(Dataset rows describing interfaces)
━━━
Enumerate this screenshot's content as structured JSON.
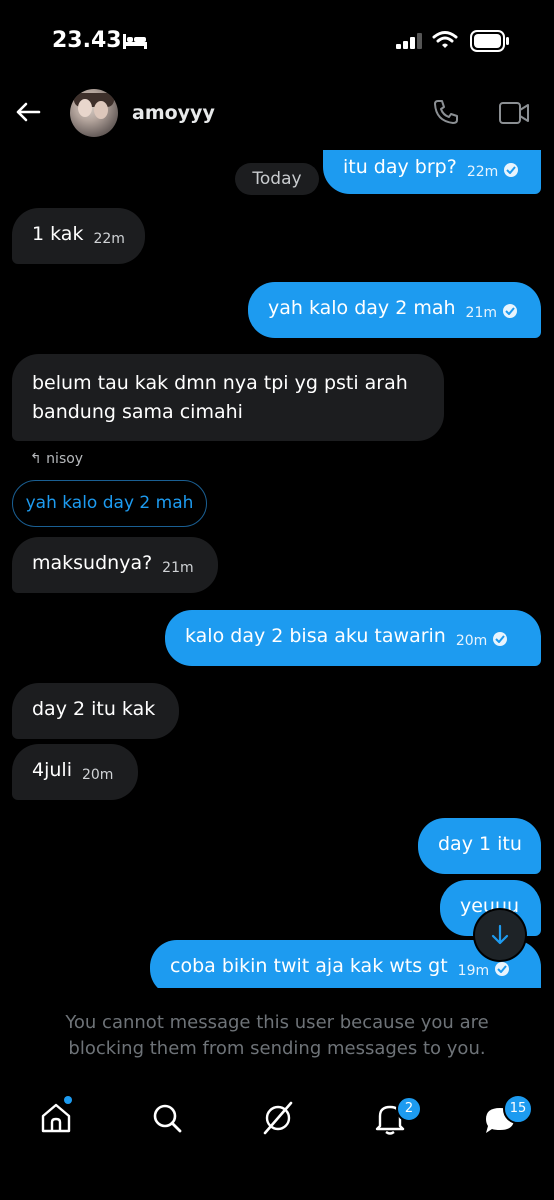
{
  "status_bar": {
    "time": "23.43"
  },
  "header": {
    "contact_name": "amoyyy"
  },
  "chat": {
    "date_separator": "Today",
    "messages": [
      {
        "text": "itu day brp?",
        "time": "22m"
      },
      {
        "text": "1 kak",
        "time": "22m"
      },
      {
        "text": "yah kalo day 2 mah",
        "time": "21m"
      },
      {
        "text_line1": "belum tau kak dmn nya tpi yg psti arah",
        "text_line2": "bandung sama cimahi"
      },
      {
        "text": "maksudnya?",
        "time": "21m"
      },
      {
        "text": "kalo day 2 bisa aku tawarin",
        "time": "20m"
      },
      {
        "text": "day 2 itu kak"
      },
      {
        "text": "4juli",
        "time": "20m"
      },
      {
        "text": "day 1 itu"
      },
      {
        "text": "yeuuu"
      },
      {
        "text": "coba bikin twit aja kak wts gt",
        "time": "19m"
      }
    ],
    "reply_label": "↰ nisoy",
    "quoted_text": "yah kalo day 2 mah"
  },
  "blocked_notice": "You cannot message this user because you are blocking them from sending messages to you.",
  "nav": {
    "notifications_badge": "2",
    "messages_badge": "15"
  },
  "colors": {
    "accent": "#1d9bf0",
    "received_bubble": "#1c1d1f",
    "background": "#000000"
  }
}
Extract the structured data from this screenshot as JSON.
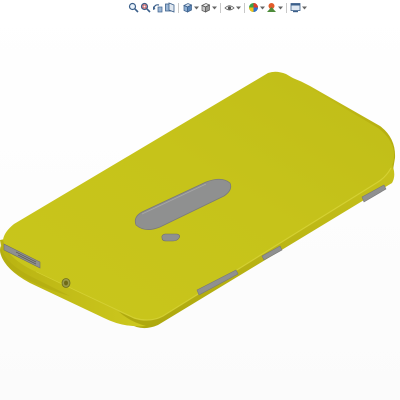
{
  "viewport": {
    "background": "#ffffff"
  },
  "heads_up_toolbar": {
    "buttons": [
      {
        "icon": "zoom-to-fit-icon"
      },
      {
        "icon": "zoom-to-area-icon"
      },
      {
        "icon": "previous-view-icon"
      },
      {
        "icon": "section-view-icon"
      },
      {
        "icon": "view-orientation-icon",
        "has_dropdown": true
      },
      {
        "icon": "display-style-icon",
        "has_dropdown": true
      },
      {
        "icon": "hide-show-items-icon",
        "has_dropdown": true
      },
      {
        "icon": "edit-appearance-icon",
        "has_dropdown": true
      },
      {
        "icon": "apply-scene-icon",
        "has_dropdown": true
      },
      {
        "icon": "view-settings-icon",
        "has_dropdown": true
      }
    ]
  },
  "model": {
    "name": "phone-body",
    "body_color": "#c4c21a",
    "edge_color": "#b2ac0e",
    "feature_color": "#8f9090"
  }
}
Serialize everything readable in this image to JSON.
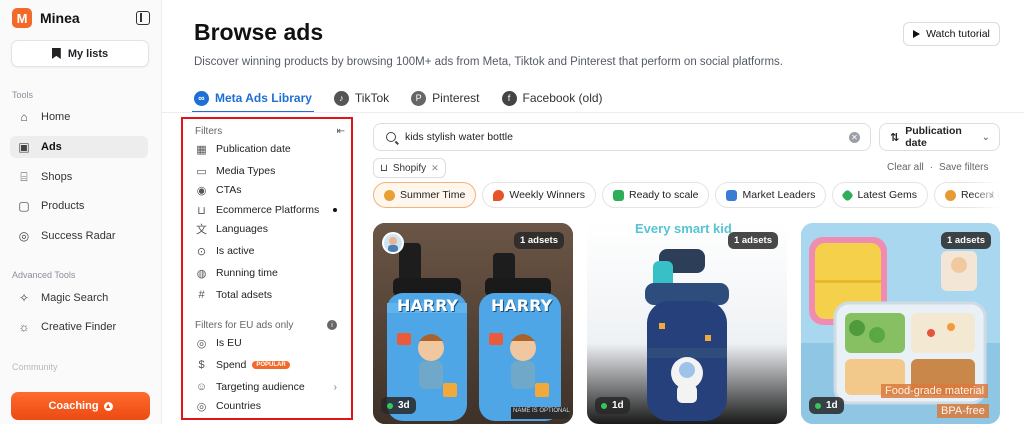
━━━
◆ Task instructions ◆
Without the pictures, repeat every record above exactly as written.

◆ Output for this task ◆
Enumerate this screenshot's content as structured JSON.
{
  "status_bar": {
    "time": "23.43"
  },
  "header": {
    "contact_name": "amoyyy"
  },
  "chat": {
    "date_separator": "Today",
    "messages": [
      {
        "text": "itu day brp?",
        "time": "22m"
      },
      {
        "text": "1 kak",
        "time": "22m"
      },
      {
        "text": "yah kalo day 2 mah",
        "time": "21m"
      },
      {
        "text_line1": "belum tau kak dmn nya tpi yg psti arah",
        "text_line2": "bandung sama cimahi"
      },
      {
        "text": "maksudnya?",
        "time": "21m"
      },
      {
        "text": "kalo day 2 bisa aku tawarin",
        "time": "20m"
      },
      {
        "text": "day 2 itu kak"
      },
      {
        "text": "4juli",
        "time": "20m"
      },
      {
        "text": "day 1 itu"
      },
      {
        "text": "yeuuu"
      },
      {
        "text": "coba bikin twit aja kak wts gt",
        "time": "19m"
      }
    ],
    "reply_label": "↰ nisoy",
    "quoted_text": "yah kalo day 2 mah"
  },
  "blocked_notice": "You cannot message this user because you are blocking them from sending messages to you.",
  "nav": {
    "notifications_badge": "2",
    "messages_badge": "15"
  },
  "colors": {
    "accent": "#1d9bf0",
    "received_bubble": "#1c1d1f",
    "background": "#000000"
  }
}
Extract the structured data from this screenshot as JSON.
{
  "viewport": {
    "background": "#ffffff"
  },
  "heads_up_toolbar": {
    "buttons": [
      {
        "icon": "zoom-to-fit-icon"
      },
      {
        "icon": "zoom-to-area-icon"
      },
      {
        "icon": "previous-view-icon"
      },
      {
        "icon": "section-view-icon"
      },
      {
        "icon": "view-orientation-icon",
        "has_dropdown": true
      },
      {
        "icon": "display-style-icon",
        "has_dropdown": true
      },
      {
        "icon": "hide-show-items-icon",
        "has_dropdown": true
      },
      {
        "icon": "edit-appearance-icon",
        "has_dropdown": true
      },
      {
        "icon": "apply-scene-icon",
        "has_dropdown": true
      },
      {
        "icon": "view-settings-icon",
        "has_dropdown": true
      }
    ]
  },
  "model": {
    "name": "phone-body",
    "body_color": "#c4c21a",
    "edge_color": "#b2ac0e",
    "feature_color": "#8f9090"
  }
}
Serialize everything readable in this image to JSON.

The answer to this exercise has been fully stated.